Input section start

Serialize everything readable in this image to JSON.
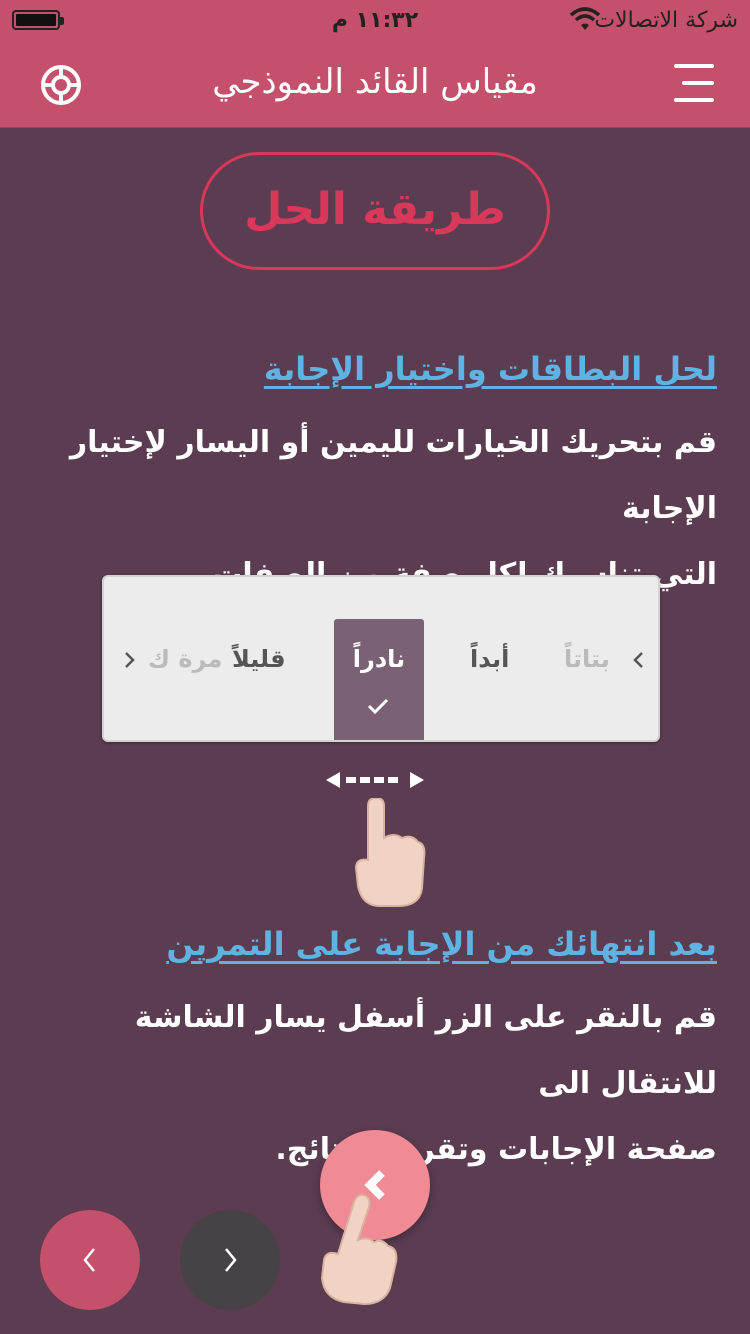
{
  "status_bar": {
    "carrier": "شركة الاتصالات",
    "time": "١١:٣٢ م",
    "battery_level": 1.0
  },
  "nav": {
    "title": "مقياس القائد النموذجي",
    "menu_icon": "hamburger-icon",
    "help_icon": "lifebuoy-icon"
  },
  "solution_button": {
    "label": "طريقة الحل"
  },
  "section1": {
    "heading": "لحل البطاقات واختيار الإجابة",
    "line1": "قم بتحريك الخيارات لليمين أو اليسار لإختيار الإجابة",
    "line2": "التي تناسبك لكل صفة من الصفات."
  },
  "picker": {
    "options": [
      "بتاتاً",
      "أبداً",
      "نادراً",
      "قليلاً",
      "مرة ك"
    ],
    "selected": "نادراً",
    "selected_icon": "checkmark-icon"
  },
  "section2": {
    "heading": "بعد انتهائك من الإجابة على التمرين",
    "line1": "قم بالنقر على الزر أسفل يسار الشاشة للانتقال الى",
    "line2": "صفحة الإجابات وتقرير النتائج."
  },
  "colors": {
    "header": "#c4506c",
    "background": "#5b3c50",
    "accent": "#d8385a",
    "link": "#5fb3e3",
    "fab": "#f08a94",
    "next_button": "#474245"
  }
}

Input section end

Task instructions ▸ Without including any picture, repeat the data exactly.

Solution for this exercise ▸
Serialize everything readable in this image to JSON.
{
  "status_bar": {
    "carrier": "شركة الاتصالات",
    "time": "١١:٣٢ م",
    "battery_level": 1.0
  },
  "nav": {
    "title": "مقياس القائد النموذجي",
    "menu_icon": "hamburger-icon",
    "help_icon": "lifebuoy-icon"
  },
  "solution_button": {
    "label": "طريقة الحل"
  },
  "section1": {
    "heading": "لحل البطاقات واختيار الإجابة",
    "line1": "قم بتحريك الخيارات لليمين أو اليسار لإختيار الإجابة",
    "line2": "التي تناسبك لكل صفة من الصفات."
  },
  "picker": {
    "options": [
      "بتاتاً",
      "أبداً",
      "نادراً",
      "قليلاً",
      "مرة ك"
    ],
    "selected": "نادراً",
    "selected_icon": "checkmark-icon"
  },
  "section2": {
    "heading": "بعد انتهائك من الإجابة على التمرين",
    "line1": "قم بالنقر على الزر أسفل يسار الشاشة للانتقال الى",
    "line2": "صفحة الإجابات وتقرير النتائج."
  },
  "colors": {
    "header": "#c4506c",
    "background": "#5b3c50",
    "accent": "#d8385a",
    "link": "#5fb3e3",
    "fab": "#f08a94",
    "next_button": "#474245"
  }
}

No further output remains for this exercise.